The Importance of Being Idle
"It's something to do" has become my mantra. As far as mantras go, it's not particularly enlightening.
When looking at renting a student house, tenants tend to prioritise a sizeable kitchen and a living room big enough for pre-drinks. Only now, in the midst of this indefinite lockdown, does the size of one's garden seem to matter.
Our garden is 18m by 4m. It has two small sheds, a washing line, a small patio area, and a dilapidated Anderson shelter. The house is south-facing, but the garden gets enough sunlight during the day that working out there on a sunny afternoon is feasible. In the morning, the sun shining through the trees creates a picturesque mosaic of shadows on the grass.
I knew very little of this until three weeks ago.
It has become routine to step into the garden at least once during the day. This week, it has been my mission to take a photo from approximately the same location on the garden path when the sky is blue and relatively clear. Even now, eight days in, am I still trying to finesse the process.
Walk to the back of the garden
Stop at the paving slab in line with the third-from-last fence post
Rest phone on ground, angled upwards
Take a few more because you always underestimate how high the camera needs to point
Think of a fitting song for when you add it to Instagram
Receive several daily messages to the tune of "why do you keep posting the same photo?"
Tick. Tick tick tickedy tick.
Some might wonder what is to be gained from this monotonous ritual.
My response? It's...
Office spaces for startups generally follow the trend of being open-plan workplaces, with fancy Italian coffee machines in the kitchenette and a few beanbags in the breakout area where the team can go to sit back and synergise with 'cool Colin from accounting' who is the antithesis of what he strives to be.
That might be a stereotype, I'm not sure. Got a bit carried away, to be honest.
From my limited experience, I can inform you that open-plan is not the future. What I mean by this is that it is virtually impossible to sit across from someone at the same desk and not get distracted multiple times an hour, especially when everyone in the workplace - all two of us, in this case - has cabin fever.
As can be seen above, my housemate (left) and I (right, invisible) have converted the living room into our very own 'communal office workstation', or COW for short. Table in the middle, extension lead running under, plenty of space for cups of tea, the full works. She's (remotely) working four days a week, whilst I'm (not even remotely) studying five days a week.
You may have spotted the large box behind the water bottle at the top. That, ladies and gents, was what my turbo trainer arrived in. Remember me mentioning that? It's fun. It's very fun. Possibly too much fun. Or perhaps my fun threshold has fallen dramatically.
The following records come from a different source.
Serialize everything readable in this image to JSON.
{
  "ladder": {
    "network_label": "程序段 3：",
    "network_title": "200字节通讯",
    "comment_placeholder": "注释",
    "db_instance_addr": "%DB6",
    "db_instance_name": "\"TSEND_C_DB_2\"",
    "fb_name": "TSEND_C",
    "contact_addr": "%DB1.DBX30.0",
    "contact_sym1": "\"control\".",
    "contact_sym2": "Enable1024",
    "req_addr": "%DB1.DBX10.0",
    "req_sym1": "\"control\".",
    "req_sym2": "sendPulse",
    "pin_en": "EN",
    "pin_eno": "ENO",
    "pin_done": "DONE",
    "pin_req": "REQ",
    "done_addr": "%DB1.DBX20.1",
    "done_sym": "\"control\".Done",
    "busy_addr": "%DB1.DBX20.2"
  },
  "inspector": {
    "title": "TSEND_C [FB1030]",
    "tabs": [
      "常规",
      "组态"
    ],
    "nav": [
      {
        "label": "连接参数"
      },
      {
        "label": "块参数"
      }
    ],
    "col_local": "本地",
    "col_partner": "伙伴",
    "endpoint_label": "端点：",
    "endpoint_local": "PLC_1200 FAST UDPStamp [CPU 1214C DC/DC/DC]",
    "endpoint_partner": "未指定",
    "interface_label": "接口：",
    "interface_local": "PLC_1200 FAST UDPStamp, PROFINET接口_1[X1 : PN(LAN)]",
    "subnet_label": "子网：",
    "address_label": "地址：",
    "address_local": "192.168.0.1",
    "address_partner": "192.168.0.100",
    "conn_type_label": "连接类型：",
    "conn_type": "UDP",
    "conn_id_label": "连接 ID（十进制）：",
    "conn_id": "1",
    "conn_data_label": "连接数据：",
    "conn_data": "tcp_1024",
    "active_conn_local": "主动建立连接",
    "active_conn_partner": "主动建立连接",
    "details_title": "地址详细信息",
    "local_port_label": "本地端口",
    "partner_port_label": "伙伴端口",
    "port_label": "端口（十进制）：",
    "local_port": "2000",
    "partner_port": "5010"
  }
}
You wouldn't expect virtual cycling to be any good. Well, I didn't at least. As it turns out, combining exercise with video games can be a real winner, especially during a global pandemic. It's a good way to make up for the fact that my daily step count has only surpassed 1,000 once this month so far. I'm starting to channel my inner Lance Armstrong, sans dopage. As frantic investments go, this one might be a winner.
I might shave my head next week.
Whilst I'm no longer cycling from London to Paris, I still intend to fundraise where possible for Breast Cancer Now. The plan is to take part in Prudential RideLondon in August, but there's a chance that that'll be cancelled, too. BCN, like most charities at the moment, are in desperate need of funds in order to support those reliant on them, so what better way to help them out than by getting the trimmer, shaving foam and razor - we're going all the way baby - and replacing my luscious locks with empty space.
Other than that, there's not much else to report on. Paradoxically, I'm almost glad that's the case, as it suggests that myself and those around me are playing ball and doing all that is possible to throttle the spread of Covid-19. There's a good chance we'll all come out of this even more boring than before, though. Maybe learn a fun fact or two for the first post-lockdown pub trip.